The Zig Zag of a Bug

In the past couple of months I’ve been thinking, constantly, in the French expression Savoir Faire.

 It strikes me, suddenly, like a bug in my head. I try to avoid it but it always comes back.

Sometimes it happens while I wander around in my studio but, also, in the middle of a conversation.

Like a two-headed, miniature flying ghost. 

I repeat to myself: to know, to make. Knowledge, making.

This expression has different meanings. It can mean a proper behavior. It can mean a mayor experience in any discipline, craft or endeavor. Or it can simply mean the capacity to do something and to do it well. Usually, it involves time, commitment and expertise. For example, France is broadly known because of their great wines, breads and cheeses. They have a great Savoir Faire in this field. I am talking about centuries and centuries mastering how to cultivate, maturate, store, squeeze, transport, blend, distill, dry, liquefy and strain the liquid out of a thousand grapes. And the same applies to sourdough and smelly milk.

Savoir, faire.

In English, Savoir Faire is translated to the catchy term Know how, that seems to mean the same although it is very different. In the United States this expression can describe a practical skill or it can be used alongside with entrepreneur ideas, branding and start-ups endeavors. The Know how is like the trick or the secret behind a company or a person success. It doesn’t involve the hands, the smell or any mystical sense. It doesn’t travel in time, from generation to generation, through oral tales. It’s more like a good slogan or a clear signature.

And in Colombia, in Spanish, do we have a similar expression? 

El que sabe, sabe
El teje maneje

Saber cómo es el maní

The one who knows, knows
The knitting and the handling
To know how a peanut is.

Am I a son of this cultural puzzles?

Then I come back.

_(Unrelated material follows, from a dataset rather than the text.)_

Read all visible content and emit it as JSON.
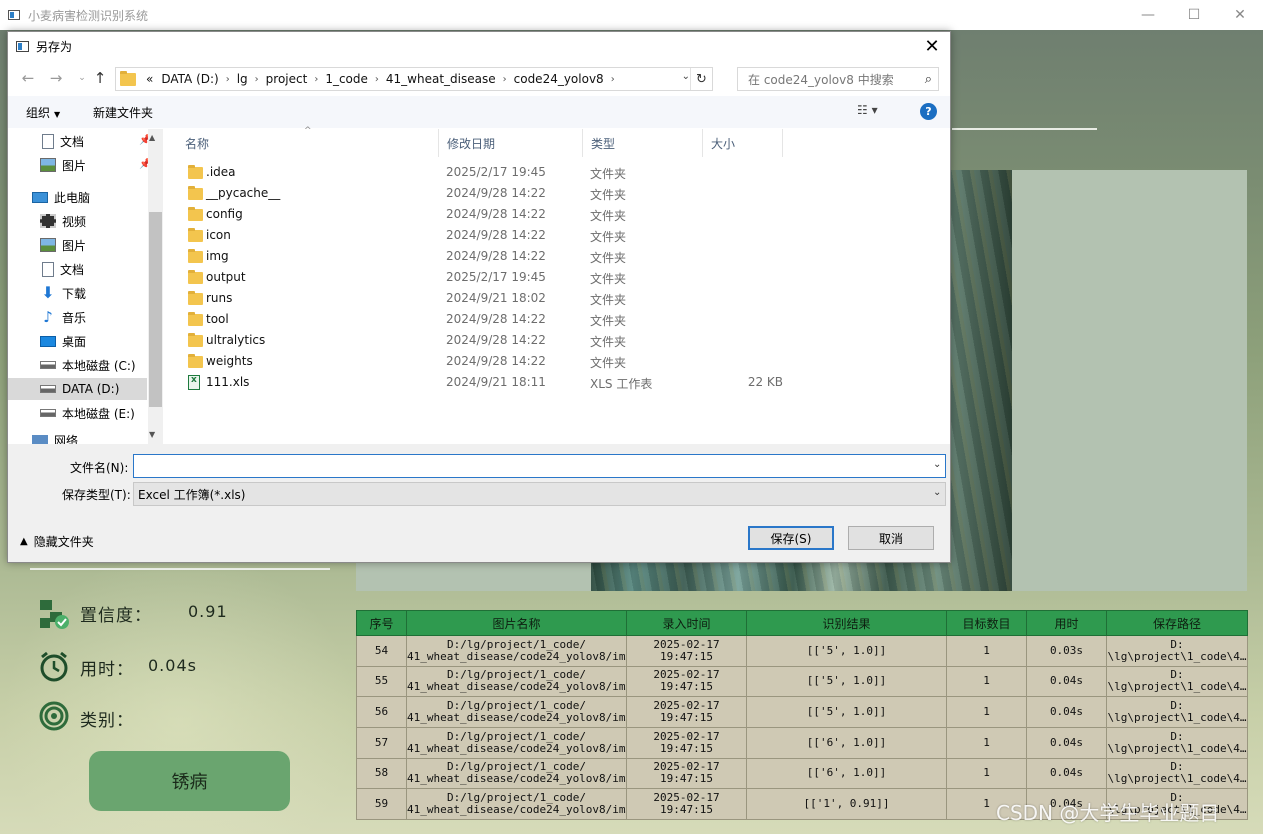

Sometimes to a painting. Sometimes to a conversation. Espanto el zancudo. But I know it will come back.